## WORK ORDER
Once the pictures are set aside, print the records that follow exactly as written.

## SOURCE DATA
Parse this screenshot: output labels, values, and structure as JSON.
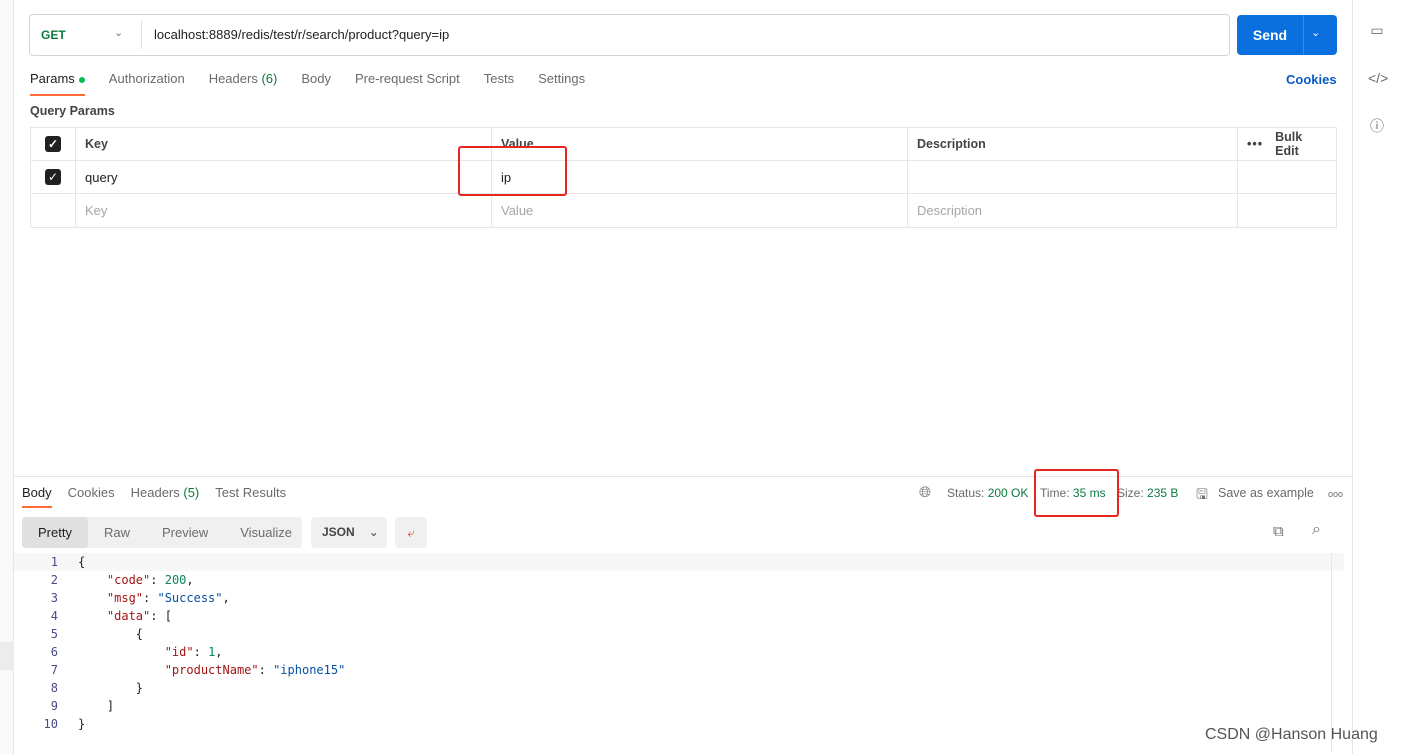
{
  "request": {
    "method": "GET",
    "url": "localhost:8889/redis/test/r/search/product?query=ip",
    "send_label": "Send"
  },
  "tabs": [
    {
      "label": "Params"
    },
    {
      "label": "Authorization"
    },
    {
      "label": "Headers",
      "count": "(6)"
    },
    {
      "label": "Body"
    },
    {
      "label": "Pre-request Script"
    },
    {
      "label": "Tests"
    },
    {
      "label": "Settings"
    }
  ],
  "cookies_label": "Cookies",
  "query_params": {
    "title": "Query Params",
    "headers": [
      "Key",
      "Value",
      "Description"
    ],
    "bulk_edit": "Bulk Edit",
    "rows": [
      {
        "checked": true,
        "key": "query",
        "value": "ip",
        "description": ""
      }
    ],
    "placeholders": {
      "key": "Key",
      "value": "Value",
      "description": "Description"
    }
  },
  "response": {
    "tabs": [
      {
        "label": "Body"
      },
      {
        "label": "Cookies"
      },
      {
        "label": "Headers",
        "count": "(5)"
      },
      {
        "label": "Test Results"
      }
    ],
    "status_label": "Status:",
    "status": "200 OK",
    "time_label": "Time:",
    "time": "35 ms",
    "size_label": "Size:",
    "size": "235 B",
    "save_example": "Save as example",
    "views": [
      "Pretty",
      "Raw",
      "Preview",
      "Visualize"
    ],
    "format": "JSON",
    "lines": [
      "1",
      "2",
      "3",
      "4",
      "5",
      "6",
      "7",
      "8",
      "9",
      "10"
    ]
  },
  "json_tokens": {
    "code_key": "\"code\"",
    "code_val": "200",
    "msg_key": "\"msg\"",
    "msg_val": "\"Success\"",
    "data_key": "\"data\"",
    "id_key": "\"id\"",
    "id_val": "1",
    "pn_key": "\"productName\"",
    "pn_val": "\"iphone15\""
  },
  "watermark": "CSDN @Hanson Huang",
  "colors": {
    "accent": "#ff6c37",
    "send": "#0b6fde",
    "success": "#0b7a3e",
    "highlight": "#e8251f"
  }
}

## ANSWER TO THE EXERCISE
Parse this screenshot: output labels, values, and structure as JSON.
{
  "request": {
    "method": "GET",
    "url": "localhost:8889/redis/test/r/search/product?query=ip",
    "send_label": "Send"
  },
  "tabs": [
    {
      "label": "Params"
    },
    {
      "label": "Authorization"
    },
    {
      "label": "Headers",
      "count": "(6)"
    },
    {
      "label": "Body"
    },
    {
      "label": "Pre-request Script"
    },
    {
      "label": "Tests"
    },
    {
      "label": "Settings"
    }
  ],
  "cookies_label": "Cookies",
  "query_params": {
    "title": "Query Params",
    "headers": [
      "Key",
      "Value",
      "Description"
    ],
    "bulk_edit": "Bulk Edit",
    "rows": [
      {
        "checked": true,
        "key": "query",
        "value": "ip",
        "description": ""
      }
    ],
    "placeholders": {
      "key": "Key",
      "value": "Value",
      "description": "Description"
    }
  },
  "response": {
    "tabs": [
      {
        "label": "Body"
      },
      {
        "label": "Cookies"
      },
      {
        "label": "Headers",
        "count": "(5)"
      },
      {
        "label": "Test Results"
      }
    ],
    "status_label": "Status:",
    "status": "200 OK",
    "time_label": "Time:",
    "time": "35 ms",
    "size_label": "Size:",
    "size": "235 B",
    "save_example": "Save as example",
    "views": [
      "Pretty",
      "Raw",
      "Preview",
      "Visualize"
    ],
    "format": "JSON",
    "lines": [
      "1",
      "2",
      "3",
      "4",
      "5",
      "6",
      "7",
      "8",
      "9",
      "10"
    ]
  },
  "json_tokens": {
    "code_key": "\"code\"",
    "code_val": "200",
    "msg_key": "\"msg\"",
    "msg_val": "\"Success\"",
    "data_key": "\"data\"",
    "id_key": "\"id\"",
    "id_val": "1",
    "pn_key": "\"productName\"",
    "pn_val": "\"iphone15\""
  },
  "watermark": "CSDN @Hanson Huang",
  "colors": {
    "accent": "#ff6c37",
    "send": "#0b6fde",
    "success": "#0b7a3e",
    "highlight": "#e8251f"
  }
}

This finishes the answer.